The 4-diopter attachment lens requires a minimum screening off to 5.6. The sort of exposure (direct or indirect light) can be chosen as the user may determine. For letter-titling the titler can be used vertically, standing by itself on a table or hung up on a wall-hook. For such shots it is recommended to use a wire-release. The titler can be also employed for outdorr close-up views (flower shots, small animal shots etc.) if the cardboard support is pulled out.
Every amateur will be anxious to protect his camera against weather factors and damage of any kind. The ever-ready case of the AK6 is designed for those who want their camera including the protective casing always ready for immediate shooting. All control elements are accessible after opening the case’s front and side wings. Moreover, there is an opening at the coupling place in the case for the reverse-reeling crank to be inserted. Solely for film loading the camera must be taken out of the case.
1. Hold your camera steady and upright when shooting!
2. Avoid panning too rapidly when shooting and abstain from pans contrary to the subject’s direction of movement! A pan of 90 degrees should last at least 15 seconds.
3. The 8 mm film is mainly suitable for groups and close-up views, less for total and panoramic views.
4. Avoid too long and too short scenes! The normal length of a scene should be between 4 – 8 seconds.
5. Get accustomed to rewind the spring after each scene so that your camera is always ready to shoot at the “critical moment”!
6. Never let the loaded camera run up to the last picture of a spring winding!
7. Do not load or reload in direct sunlight!
8. Since black and white and colour reverse films have a smaller exposure range it is essential to select accurately the lens aperture. A photo-electric exposure meter is most suitable for this purpose.
9. For shots in counter-light the lens must be protected against direct incident light (compendium)

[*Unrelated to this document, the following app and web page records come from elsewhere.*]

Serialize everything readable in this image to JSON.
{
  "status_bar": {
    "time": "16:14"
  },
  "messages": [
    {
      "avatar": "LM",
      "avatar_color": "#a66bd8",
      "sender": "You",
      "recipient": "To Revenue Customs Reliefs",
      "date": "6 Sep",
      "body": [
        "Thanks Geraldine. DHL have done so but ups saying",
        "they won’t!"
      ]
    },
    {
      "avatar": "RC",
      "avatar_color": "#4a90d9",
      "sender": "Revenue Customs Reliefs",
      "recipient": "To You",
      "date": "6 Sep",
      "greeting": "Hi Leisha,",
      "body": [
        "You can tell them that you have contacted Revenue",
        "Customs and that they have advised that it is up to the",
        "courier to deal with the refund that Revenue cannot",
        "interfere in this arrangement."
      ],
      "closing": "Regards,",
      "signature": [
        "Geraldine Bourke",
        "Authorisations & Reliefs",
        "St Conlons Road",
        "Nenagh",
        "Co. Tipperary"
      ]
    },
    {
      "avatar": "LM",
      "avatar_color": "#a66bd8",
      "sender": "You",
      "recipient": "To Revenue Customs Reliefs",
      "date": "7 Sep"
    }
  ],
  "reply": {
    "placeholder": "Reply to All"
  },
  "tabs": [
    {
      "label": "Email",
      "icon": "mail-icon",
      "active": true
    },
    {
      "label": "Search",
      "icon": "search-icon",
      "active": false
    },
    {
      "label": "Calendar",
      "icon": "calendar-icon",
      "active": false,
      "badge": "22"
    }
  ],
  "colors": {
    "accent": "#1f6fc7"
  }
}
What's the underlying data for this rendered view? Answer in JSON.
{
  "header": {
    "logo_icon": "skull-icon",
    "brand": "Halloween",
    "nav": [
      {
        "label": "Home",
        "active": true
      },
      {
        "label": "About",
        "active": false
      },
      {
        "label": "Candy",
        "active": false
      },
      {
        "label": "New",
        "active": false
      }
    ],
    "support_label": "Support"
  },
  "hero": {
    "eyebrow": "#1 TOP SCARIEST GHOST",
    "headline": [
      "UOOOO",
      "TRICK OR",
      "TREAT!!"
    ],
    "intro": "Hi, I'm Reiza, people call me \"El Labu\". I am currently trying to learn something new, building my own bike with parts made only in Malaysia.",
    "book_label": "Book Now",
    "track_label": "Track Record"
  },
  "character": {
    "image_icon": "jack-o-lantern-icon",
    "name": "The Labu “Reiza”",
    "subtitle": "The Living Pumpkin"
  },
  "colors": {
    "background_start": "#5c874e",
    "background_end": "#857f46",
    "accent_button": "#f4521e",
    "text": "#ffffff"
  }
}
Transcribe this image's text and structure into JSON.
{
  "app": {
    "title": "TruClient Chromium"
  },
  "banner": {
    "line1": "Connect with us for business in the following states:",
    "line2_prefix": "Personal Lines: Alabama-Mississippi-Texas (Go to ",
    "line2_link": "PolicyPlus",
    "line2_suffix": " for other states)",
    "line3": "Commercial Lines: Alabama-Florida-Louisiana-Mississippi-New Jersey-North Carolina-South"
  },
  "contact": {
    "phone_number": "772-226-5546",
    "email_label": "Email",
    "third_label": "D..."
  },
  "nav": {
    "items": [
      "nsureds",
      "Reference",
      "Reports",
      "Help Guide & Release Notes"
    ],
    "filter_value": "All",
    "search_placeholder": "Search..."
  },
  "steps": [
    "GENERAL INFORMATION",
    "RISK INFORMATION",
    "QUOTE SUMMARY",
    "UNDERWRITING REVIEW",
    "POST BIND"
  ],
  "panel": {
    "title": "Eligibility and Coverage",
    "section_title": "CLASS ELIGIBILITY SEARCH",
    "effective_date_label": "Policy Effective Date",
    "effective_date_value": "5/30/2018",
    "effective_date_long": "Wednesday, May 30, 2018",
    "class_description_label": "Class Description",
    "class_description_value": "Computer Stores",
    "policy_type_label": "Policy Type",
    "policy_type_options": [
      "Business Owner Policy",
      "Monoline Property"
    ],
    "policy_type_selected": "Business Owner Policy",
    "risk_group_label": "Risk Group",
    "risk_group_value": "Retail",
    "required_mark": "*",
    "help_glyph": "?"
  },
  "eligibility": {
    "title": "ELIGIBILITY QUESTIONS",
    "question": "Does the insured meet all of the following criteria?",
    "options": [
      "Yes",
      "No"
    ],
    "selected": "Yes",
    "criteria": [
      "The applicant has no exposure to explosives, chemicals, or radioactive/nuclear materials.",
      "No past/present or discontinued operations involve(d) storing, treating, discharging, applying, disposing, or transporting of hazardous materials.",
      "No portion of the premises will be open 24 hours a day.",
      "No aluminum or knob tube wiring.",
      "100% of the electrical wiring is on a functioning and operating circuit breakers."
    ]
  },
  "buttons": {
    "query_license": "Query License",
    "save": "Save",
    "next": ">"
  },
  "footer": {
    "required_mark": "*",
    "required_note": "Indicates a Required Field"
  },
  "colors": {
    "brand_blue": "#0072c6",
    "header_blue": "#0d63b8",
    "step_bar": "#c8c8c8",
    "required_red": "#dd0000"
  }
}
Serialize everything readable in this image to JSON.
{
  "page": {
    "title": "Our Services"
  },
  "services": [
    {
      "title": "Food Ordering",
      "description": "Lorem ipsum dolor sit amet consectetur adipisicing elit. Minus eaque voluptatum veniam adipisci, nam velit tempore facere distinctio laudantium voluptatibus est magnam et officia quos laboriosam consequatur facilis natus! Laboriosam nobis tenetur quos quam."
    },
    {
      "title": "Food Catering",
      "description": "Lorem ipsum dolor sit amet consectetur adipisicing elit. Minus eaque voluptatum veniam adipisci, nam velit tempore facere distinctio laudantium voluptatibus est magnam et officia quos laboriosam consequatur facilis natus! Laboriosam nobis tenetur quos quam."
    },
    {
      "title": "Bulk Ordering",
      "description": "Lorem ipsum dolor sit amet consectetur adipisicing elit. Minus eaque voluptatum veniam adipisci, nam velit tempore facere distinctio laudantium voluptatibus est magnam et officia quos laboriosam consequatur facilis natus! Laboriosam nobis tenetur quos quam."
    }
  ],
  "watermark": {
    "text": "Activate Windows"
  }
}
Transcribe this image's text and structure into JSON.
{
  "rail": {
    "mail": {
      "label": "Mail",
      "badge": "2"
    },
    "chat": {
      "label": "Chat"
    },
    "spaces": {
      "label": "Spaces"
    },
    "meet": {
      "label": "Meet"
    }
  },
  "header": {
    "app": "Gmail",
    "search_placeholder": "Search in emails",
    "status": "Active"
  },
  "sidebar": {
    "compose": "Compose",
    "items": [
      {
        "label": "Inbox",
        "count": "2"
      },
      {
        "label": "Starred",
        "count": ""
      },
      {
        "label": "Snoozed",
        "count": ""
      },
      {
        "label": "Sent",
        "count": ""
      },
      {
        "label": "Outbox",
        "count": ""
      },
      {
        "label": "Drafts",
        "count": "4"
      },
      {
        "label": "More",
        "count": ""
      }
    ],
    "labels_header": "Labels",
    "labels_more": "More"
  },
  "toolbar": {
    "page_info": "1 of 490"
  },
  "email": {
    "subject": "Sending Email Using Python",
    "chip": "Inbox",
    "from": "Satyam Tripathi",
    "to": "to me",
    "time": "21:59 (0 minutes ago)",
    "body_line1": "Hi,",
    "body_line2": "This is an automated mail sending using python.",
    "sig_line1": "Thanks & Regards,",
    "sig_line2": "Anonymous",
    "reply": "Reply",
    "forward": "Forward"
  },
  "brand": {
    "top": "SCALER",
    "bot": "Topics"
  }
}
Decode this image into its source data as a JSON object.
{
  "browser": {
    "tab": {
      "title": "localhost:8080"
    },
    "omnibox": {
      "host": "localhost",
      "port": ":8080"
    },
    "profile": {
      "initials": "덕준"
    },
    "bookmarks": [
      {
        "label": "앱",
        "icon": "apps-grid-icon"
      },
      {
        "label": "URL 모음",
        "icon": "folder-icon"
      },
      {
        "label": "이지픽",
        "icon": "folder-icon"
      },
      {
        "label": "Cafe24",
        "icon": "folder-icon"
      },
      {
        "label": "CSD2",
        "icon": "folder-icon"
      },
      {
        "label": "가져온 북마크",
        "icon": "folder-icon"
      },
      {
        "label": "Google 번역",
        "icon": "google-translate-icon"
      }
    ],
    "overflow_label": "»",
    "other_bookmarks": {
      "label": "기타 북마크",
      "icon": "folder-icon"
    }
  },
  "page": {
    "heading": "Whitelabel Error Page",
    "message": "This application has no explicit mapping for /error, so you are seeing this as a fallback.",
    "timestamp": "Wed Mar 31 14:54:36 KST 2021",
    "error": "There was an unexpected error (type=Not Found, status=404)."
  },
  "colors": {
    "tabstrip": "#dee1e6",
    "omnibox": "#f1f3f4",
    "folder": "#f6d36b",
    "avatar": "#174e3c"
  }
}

10. Plan thoroughly what you want to shoot. Thus you save film material and facilitate trimming.
11. For viewing, marking, cutting and editing there is a movie viewer and editor available in the trade.